Q: I want to take two weeks off at Christmas but, although my boss initially said it would be fine, we have now been told that everyone’s leave will be limited. What are my rights? Aren’t my holidays mine to use as I see fit? And shouldn’t I be able to take them given that my boss had already verbally given me the green light?

A. The short answer is no. The terms and conditions of your employment are that you are entitled to an amount of paid annual leave per year. When you take that leave is down to you to negotiate with your manager. Most teams have a good system of applying for planned days off and getting line managers’ signatures on relevant forms prior to submitting requests to personnel or payroll departments.

A verbal ‘green light’ just doesn’t hit the spot.

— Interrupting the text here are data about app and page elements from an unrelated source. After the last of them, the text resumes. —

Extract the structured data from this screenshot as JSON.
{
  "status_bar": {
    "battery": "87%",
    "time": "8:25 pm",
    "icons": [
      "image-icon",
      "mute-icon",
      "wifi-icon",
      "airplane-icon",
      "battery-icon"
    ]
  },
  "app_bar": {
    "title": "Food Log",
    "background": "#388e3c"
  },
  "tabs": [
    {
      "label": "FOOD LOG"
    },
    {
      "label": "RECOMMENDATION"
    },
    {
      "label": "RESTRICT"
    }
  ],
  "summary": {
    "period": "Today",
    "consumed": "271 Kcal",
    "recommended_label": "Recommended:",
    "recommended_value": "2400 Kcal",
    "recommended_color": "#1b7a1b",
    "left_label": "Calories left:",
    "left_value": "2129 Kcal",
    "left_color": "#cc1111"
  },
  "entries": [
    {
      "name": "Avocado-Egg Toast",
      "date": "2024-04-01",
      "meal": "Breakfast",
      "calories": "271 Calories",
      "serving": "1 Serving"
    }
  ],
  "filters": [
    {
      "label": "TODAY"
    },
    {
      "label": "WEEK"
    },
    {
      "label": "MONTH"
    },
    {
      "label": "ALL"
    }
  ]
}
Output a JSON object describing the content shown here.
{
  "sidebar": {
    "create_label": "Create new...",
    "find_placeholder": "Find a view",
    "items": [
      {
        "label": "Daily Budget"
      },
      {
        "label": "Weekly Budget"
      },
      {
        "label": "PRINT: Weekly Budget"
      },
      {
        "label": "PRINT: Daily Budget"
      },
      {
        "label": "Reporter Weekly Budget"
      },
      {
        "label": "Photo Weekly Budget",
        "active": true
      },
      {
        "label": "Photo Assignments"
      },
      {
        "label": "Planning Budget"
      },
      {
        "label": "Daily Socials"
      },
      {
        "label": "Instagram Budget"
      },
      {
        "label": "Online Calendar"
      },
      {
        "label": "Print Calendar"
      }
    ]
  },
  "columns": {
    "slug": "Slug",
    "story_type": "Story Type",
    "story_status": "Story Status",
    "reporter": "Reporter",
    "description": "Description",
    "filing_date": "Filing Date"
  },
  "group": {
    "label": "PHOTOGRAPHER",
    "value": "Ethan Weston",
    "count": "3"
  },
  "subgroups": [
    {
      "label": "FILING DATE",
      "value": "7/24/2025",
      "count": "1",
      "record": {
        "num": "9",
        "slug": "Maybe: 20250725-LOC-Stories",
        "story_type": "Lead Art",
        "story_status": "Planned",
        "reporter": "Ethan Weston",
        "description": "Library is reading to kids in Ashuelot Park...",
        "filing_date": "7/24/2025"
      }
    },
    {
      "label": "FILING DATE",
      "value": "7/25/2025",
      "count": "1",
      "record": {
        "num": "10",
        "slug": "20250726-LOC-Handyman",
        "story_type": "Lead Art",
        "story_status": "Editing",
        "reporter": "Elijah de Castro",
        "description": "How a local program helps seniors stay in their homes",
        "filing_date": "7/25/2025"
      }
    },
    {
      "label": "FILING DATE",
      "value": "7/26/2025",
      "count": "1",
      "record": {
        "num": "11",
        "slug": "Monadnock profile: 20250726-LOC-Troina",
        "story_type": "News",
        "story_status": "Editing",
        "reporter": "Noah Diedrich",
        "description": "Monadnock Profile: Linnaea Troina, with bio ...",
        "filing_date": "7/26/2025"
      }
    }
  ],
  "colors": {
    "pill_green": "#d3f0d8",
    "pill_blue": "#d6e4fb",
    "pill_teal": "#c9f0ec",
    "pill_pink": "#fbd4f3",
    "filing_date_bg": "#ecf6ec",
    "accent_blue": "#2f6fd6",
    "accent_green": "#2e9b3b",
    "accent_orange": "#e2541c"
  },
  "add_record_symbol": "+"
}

A formal application of the dates you are planning for, and prior written agreement, is what is needed. You can’t just take paid days off at will.

My guess is that you want to spend two weeks over Christmas and New Year with your family and friends. My other guess is that all of your colleagues want to do the same. A third comment – and this is not a guess – is that the people you are caring for really want some staff around to make the festive season a bit more bearable for them. Why don’t you try to negotiate a rota, so you do get some time off to enjoy at home when your colleagues are working, and vice versa?

Alison Sanger is an HR social care consultant

A: How familiar is this tale!! Not only are we expected to work for a pittance, but we are also expected to do so at the expense of our own families’ happiness. Of course I want to do my best by the service users I care for. But I also want to do my best by my own children, husband, parents and in-laws – and if that means having Christmas Eve off so I can wrap some presents and Christmas Day off so I can cook a family meal, then surely that is not too much to ask.

Name and address withheld

A: My advice is to learn from your experience and formerly book off next Christmas in writing the minute next year’s holiday forms are printed! I know that won’t help you right now, but at least it should mean you can promise your family that you won’t be abandoning them two years in a row.

If your office operates a rota-based system every year for the Christmas period, assess how bad the shifts you end up with this year are and then use them as bargaining chips for next year to make sure you get a fair deal for Christmas 2008!

In the meantime, you need t try and make the best of a bad deal by remembering that (a) you are a saint for working over Christmas helping others so have the right to reward yourself with whatever you want at the end of each shift, and (b) working over Christmas can be improved by making the office as festive as possible and by bringing in lots of nice food. You could also try informally swapping some of your shifts this year with a colleague who has been roped into working – you may have slightly different priorities and be able to help each other out.

Name and address withheld

13 December Question:

We will answer this question in the 13 December issue of Community Care. Please email your responses by 3 December to

Do you have your own career dilemma? Send your comments or questions for consideration by our HR expert and your peers to

More from Community Care

Comments are closed.